What the task requires ▸
Copy out each record that follows exactly, and omit any picture you find.

Record excerpts ▸
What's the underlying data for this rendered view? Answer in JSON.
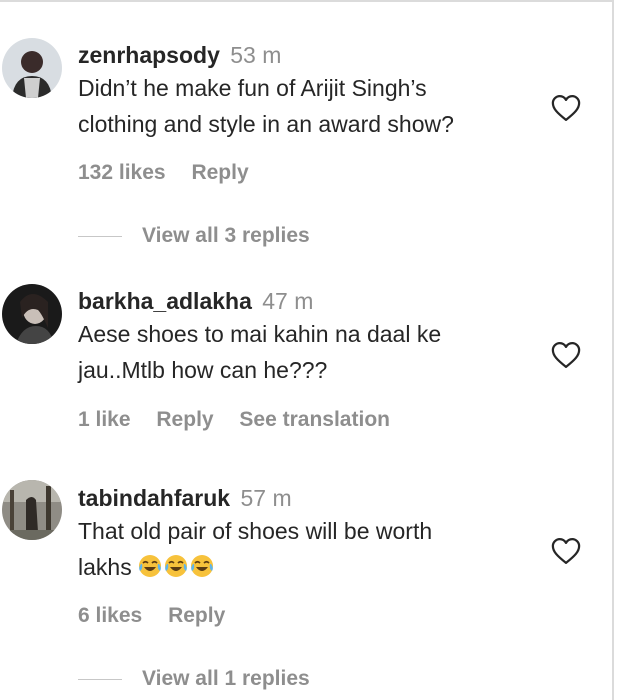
{
  "comments": [
    {
      "username": "zenrhapsody",
      "time": "53 m",
      "text_lines": [
        "Didn’t he make fun of Arijit Singh’s",
        "clothing and style in an award show?"
      ],
      "likes": "132 likes",
      "reply": "Reply",
      "view_replies": "View all 3 replies"
    },
    {
      "username": "barkha_adlakha",
      "time": "47 m",
      "text_lines": [
        "Aese shoes to mai kahin na daal ke",
        "jau..Mtlb how can he???"
      ],
      "likes": "1 like",
      "reply": "Reply",
      "see_translation": "See translation"
    },
    {
      "username": "tabindahfaruk",
      "time": "57 m",
      "text_lines": [
        "That old pair of shoes will be worth",
        "lakhs"
      ],
      "emoji": [
        "face-with-tears-of-joy",
        "face-with-tears-of-joy",
        "face-with-tears-of-joy"
      ],
      "likes": "6 likes",
      "reply": "Reply",
      "view_replies": "View all 1 replies"
    }
  ],
  "colors": {
    "text": "#262626",
    "secondary": "#8e8e8e",
    "divider": "#dbdbdb"
  },
  "icons": {
    "like": "heart-outline-icon",
    "emoji": "face-with-tears-of-joy"
  }
}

Task result ▸
What's the underlying data for this rendered view? Answer in JSON.
{
  "comments": [
    {
      "username": "zenrhapsody",
      "time": "53 m",
      "text_lines": [
        "Didn’t he make fun of Arijit Singh’s",
        "clothing and style in an award show?"
      ],
      "likes": "132 likes",
      "reply": "Reply",
      "view_replies": "View all 3 replies"
    },
    {
      "username": "barkha_adlakha",
      "time": "47 m",
      "text_lines": [
        "Aese shoes to mai kahin na daal ke",
        "jau..Mtlb how can he???"
      ],
      "likes": "1 like",
      "reply": "Reply",
      "see_translation": "See translation"
    },
    {
      "username": "tabindahfaruk",
      "time": "57 m",
      "text_lines": [
        "That old pair of shoes will be worth",
        "lakhs"
      ],
      "emoji": [
        "face-with-tears-of-joy",
        "face-with-tears-of-joy",
        "face-with-tears-of-joy"
      ],
      "likes": "6 likes",
      "reply": "Reply",
      "view_replies": "View all 1 replies"
    }
  ],
  "colors": {
    "text": "#262626",
    "secondary": "#8e8e8e",
    "divider": "#dbdbdb"
  },
  "icons": {
    "like": "heart-outline-icon",
    "emoji": "face-with-tears-of-joy"
  }
}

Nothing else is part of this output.